### Records supplied
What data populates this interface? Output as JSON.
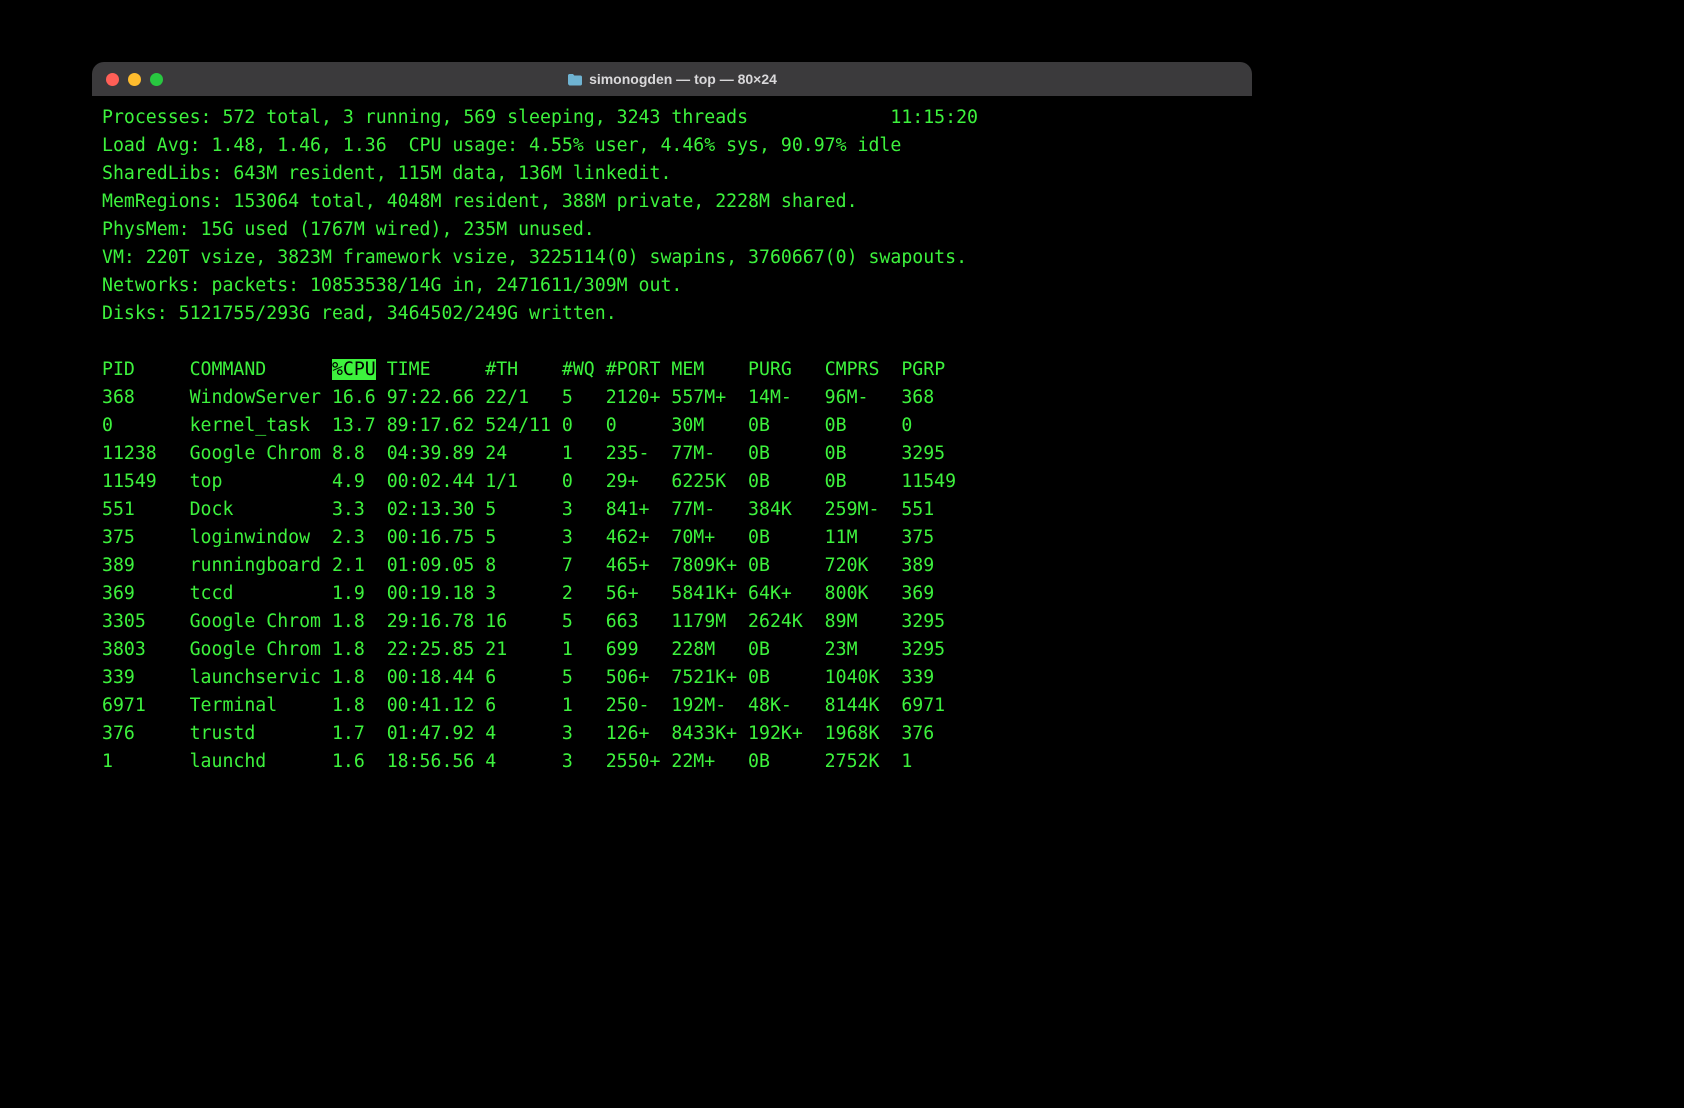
{
  "window": {
    "title": "simonogden — top — 80×24"
  },
  "summary": {
    "line1_left": "Processes: 572 total, 3 running, 569 sleeping, 3243 threads",
    "time": "11:15:20",
    "line2": "Load Avg: 1.48, 1.46, 1.36  CPU usage: 4.55% user, 4.46% sys, 90.97% idle",
    "line3": "SharedLibs: 643M resident, 115M data, 136M linkedit.",
    "line4": "MemRegions: 153064 total, 4048M resident, 388M private, 2228M shared.",
    "line5": "PhysMem: 15G used (1767M wired), 235M unused.",
    "line6": "VM: 220T vsize, 3823M framework vsize, 3225114(0) swapins, 3760667(0) swapouts.",
    "line7": "Networks: packets: 10853538/14G in, 2471611/309M out.",
    "line8": "Disks: 5121755/293G read, 3464502/249G written."
  },
  "header": {
    "pid": "PID",
    "command": "COMMAND",
    "cpu": "%CPU",
    "time": "TIME",
    "th": "#TH",
    "wq": "#WQ",
    "port": "#PORT",
    "mem": "MEM",
    "purg": "PURG",
    "cmprs": "CMPRS",
    "pgrp": "PGRP"
  },
  "rows": [
    {
      "pid": "368",
      "command": "WindowServer",
      "cpu": "16.6",
      "time": "97:22.66",
      "th": "22/1",
      "wq": "5",
      "port": "2120+",
      "mem": "557M+",
      "purg": "14M-",
      "cmprs": "96M-",
      "pgrp": "368"
    },
    {
      "pid": "0",
      "command": "kernel_task",
      "cpu": "13.7",
      "time": "89:17.62",
      "th": "524/11",
      "wq": "0",
      "port": "0",
      "mem": "30M",
      "purg": "0B",
      "cmprs": "0B",
      "pgrp": "0"
    },
    {
      "pid": "11238",
      "command": "Google Chrom",
      "cpu": "8.8",
      "time": "04:39.89",
      "th": "24",
      "wq": "1",
      "port": "235-",
      "mem": "77M-",
      "purg": "0B",
      "cmprs": "0B",
      "pgrp": "3295"
    },
    {
      "pid": "11549",
      "command": "top",
      "cpu": "4.9",
      "time": "00:02.44",
      "th": "1/1",
      "wq": "0",
      "port": "29+",
      "mem": "6225K",
      "purg": "0B",
      "cmprs": "0B",
      "pgrp": "11549"
    },
    {
      "pid": "551",
      "command": "Dock",
      "cpu": "3.3",
      "time": "02:13.30",
      "th": "5",
      "wq": "3",
      "port": "841+",
      "mem": "77M-",
      "purg": "384K",
      "cmprs": "259M-",
      "pgrp": "551"
    },
    {
      "pid": "375",
      "command": "loginwindow",
      "cpu": "2.3",
      "time": "00:16.75",
      "th": "5",
      "wq": "3",
      "port": "462+",
      "mem": "70M+",
      "purg": "0B",
      "cmprs": "11M",
      "pgrp": "375"
    },
    {
      "pid": "389",
      "command": "runningboard",
      "cpu": "2.1",
      "time": "01:09.05",
      "th": "8",
      "wq": "7",
      "port": "465+",
      "mem": "7809K+",
      "purg": "0B",
      "cmprs": "720K",
      "pgrp": "389"
    },
    {
      "pid": "369",
      "command": "tccd",
      "cpu": "1.9",
      "time": "00:19.18",
      "th": "3",
      "wq": "2",
      "port": "56+",
      "mem": "5841K+",
      "purg": "64K+",
      "cmprs": "800K",
      "pgrp": "369"
    },
    {
      "pid": "3305",
      "command": "Google Chrom",
      "cpu": "1.8",
      "time": "29:16.78",
      "th": "16",
      "wq": "5",
      "port": "663",
      "mem": "1179M",
      "purg": "2624K",
      "cmprs": "89M",
      "pgrp": "3295"
    },
    {
      "pid": "3803",
      "command": "Google Chrom",
      "cpu": "1.8",
      "time": "22:25.85",
      "th": "21",
      "wq": "1",
      "port": "699",
      "mem": "228M",
      "purg": "0B",
      "cmprs": "23M",
      "pgrp": "3295"
    },
    {
      "pid": "339",
      "command": "launchservic",
      "cpu": "1.8",
      "time": "00:18.44",
      "th": "6",
      "wq": "5",
      "port": "506+",
      "mem": "7521K+",
      "purg": "0B",
      "cmprs": "1040K",
      "pgrp": "339"
    },
    {
      "pid": "6971",
      "command": "Terminal",
      "cpu": "1.8",
      "time": "00:41.12",
      "th": "6",
      "wq": "1",
      "port": "250-",
      "mem": "192M-",
      "purg": "48K-",
      "cmprs": "8144K",
      "pgrp": "6971"
    },
    {
      "pid": "376",
      "command": "trustd",
      "cpu": "1.7",
      "time": "01:47.92",
      "th": "4",
      "wq": "3",
      "port": "126+",
      "mem": "8433K+",
      "purg": "192K+",
      "cmprs": "1968K",
      "pgrp": "376"
    },
    {
      "pid": "1",
      "command": "launchd",
      "cpu": "1.6",
      "time": "18:56.56",
      "th": "4",
      "wq": "3",
      "port": "2550+",
      "mem": "22M+",
      "purg": "0B",
      "cmprs": "2752K",
      "pgrp": "1"
    }
  ],
  "widths": {
    "pid": 8,
    "command": 13,
    "cpu": 5,
    "time": 9,
    "th": 7,
    "wq": 4,
    "port": 6,
    "mem": 7,
    "purg": 7,
    "cmprs": 7,
    "pgrp": 6
  }
}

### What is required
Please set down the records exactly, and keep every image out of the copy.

### Solution to this task
What data populates this interface? Output as JSON.
{
  "window": {
    "title": "simonogden — top — 80×24"
  },
  "summary": {
    "line1_left": "Processes: 572 total, 3 running, 569 sleeping, 3243 threads",
    "time": "11:15:20",
    "line2": "Load Avg: 1.48, 1.46, 1.36  CPU usage: 4.55% user, 4.46% sys, 90.97% idle",
    "line3": "SharedLibs: 643M resident, 115M data, 136M linkedit.",
    "line4": "MemRegions: 153064 total, 4048M resident, 388M private, 2228M shared.",
    "line5": "PhysMem: 15G used (1767M wired), 235M unused.",
    "line6": "VM: 220T vsize, 3823M framework vsize, 3225114(0) swapins, 3760667(0) swapouts.",
    "line7": "Networks: packets: 10853538/14G in, 2471611/309M out.",
    "line8": "Disks: 5121755/293G read, 3464502/249G written."
  },
  "header": {
    "pid": "PID",
    "command": "COMMAND",
    "cpu": "%CPU",
    "time": "TIME",
    "th": "#TH",
    "wq": "#WQ",
    "port": "#PORT",
    "mem": "MEM",
    "purg": "PURG",
    "cmprs": "CMPRS",
    "pgrp": "PGRP"
  },
  "rows": [
    {
      "pid": "368",
      "command": "WindowServer",
      "cpu": "16.6",
      "time": "97:22.66",
      "th": "22/1",
      "wq": "5",
      "port": "2120+",
      "mem": "557M+",
      "purg": "14M-",
      "cmprs": "96M-",
      "pgrp": "368"
    },
    {
      "pid": "0",
      "command": "kernel_task",
      "cpu": "13.7",
      "time": "89:17.62",
      "th": "524/11",
      "wq": "0",
      "port": "0",
      "mem": "30M",
      "purg": "0B",
      "cmprs": "0B",
      "pgrp": "0"
    },
    {
      "pid": "11238",
      "command": "Google Chrom",
      "cpu": "8.8",
      "time": "04:39.89",
      "th": "24",
      "wq": "1",
      "port": "235-",
      "mem": "77M-",
      "purg": "0B",
      "cmprs": "0B",
      "pgrp": "3295"
    },
    {
      "pid": "11549",
      "command": "top",
      "cpu": "4.9",
      "time": "00:02.44",
      "th": "1/1",
      "wq": "0",
      "port": "29+",
      "mem": "6225K",
      "purg": "0B",
      "cmprs": "0B",
      "pgrp": "11549"
    },
    {
      "pid": "551",
      "command": "Dock",
      "cpu": "3.3",
      "time": "02:13.30",
      "th": "5",
      "wq": "3",
      "port": "841+",
      "mem": "77M-",
      "purg": "384K",
      "cmprs": "259M-",
      "pgrp": "551"
    },
    {
      "pid": "375",
      "command": "loginwindow",
      "cpu": "2.3",
      "time": "00:16.75",
      "th": "5",
      "wq": "3",
      "port": "462+",
      "mem": "70M+",
      "purg": "0B",
      "cmprs": "11M",
      "pgrp": "375"
    },
    {
      "pid": "389",
      "command": "runningboard",
      "cpu": "2.1",
      "time": "01:09.05",
      "th": "8",
      "wq": "7",
      "port": "465+",
      "mem": "7809K+",
      "purg": "0B",
      "cmprs": "720K",
      "pgrp": "389"
    },
    {
      "pid": "369",
      "command": "tccd",
      "cpu": "1.9",
      "time": "00:19.18",
      "th": "3",
      "wq": "2",
      "port": "56+",
      "mem": "5841K+",
      "purg": "64K+",
      "cmprs": "800K",
      "pgrp": "369"
    },
    {
      "pid": "3305",
      "command": "Google Chrom",
      "cpu": "1.8",
      "time": "29:16.78",
      "th": "16",
      "wq": "5",
      "port": "663",
      "mem": "1179M",
      "purg": "2624K",
      "cmprs": "89M",
      "pgrp": "3295"
    },
    {
      "pid": "3803",
      "command": "Google Chrom",
      "cpu": "1.8",
      "time": "22:25.85",
      "th": "21",
      "wq": "1",
      "port": "699",
      "mem": "228M",
      "purg": "0B",
      "cmprs": "23M",
      "pgrp": "3295"
    },
    {
      "pid": "339",
      "command": "launchservic",
      "cpu": "1.8",
      "time": "00:18.44",
      "th": "6",
      "wq": "5",
      "port": "506+",
      "mem": "7521K+",
      "purg": "0B",
      "cmprs": "1040K",
      "pgrp": "339"
    },
    {
      "pid": "6971",
      "command": "Terminal",
      "cpu": "1.8",
      "time": "00:41.12",
      "th": "6",
      "wq": "1",
      "port": "250-",
      "mem": "192M-",
      "purg": "48K-",
      "cmprs": "8144K",
      "pgrp": "6971"
    },
    {
      "pid": "376",
      "command": "trustd",
      "cpu": "1.7",
      "time": "01:47.92",
      "th": "4",
      "wq": "3",
      "port": "126+",
      "mem": "8433K+",
      "purg": "192K+",
      "cmprs": "1968K",
      "pgrp": "376"
    },
    {
      "pid": "1",
      "command": "launchd",
      "cpu": "1.6",
      "time": "18:56.56",
      "th": "4",
      "wq": "3",
      "port": "2550+",
      "mem": "22M+",
      "purg": "0B",
      "cmprs": "2752K",
      "pgrp": "1"
    }
  ],
  "widths": {
    "pid": 8,
    "command": 13,
    "cpu": 5,
    "time": 9,
    "th": 7,
    "wq": 4,
    "port": 6,
    "mem": 7,
    "purg": 7,
    "cmprs": 7,
    "pgrp": 6
  }
}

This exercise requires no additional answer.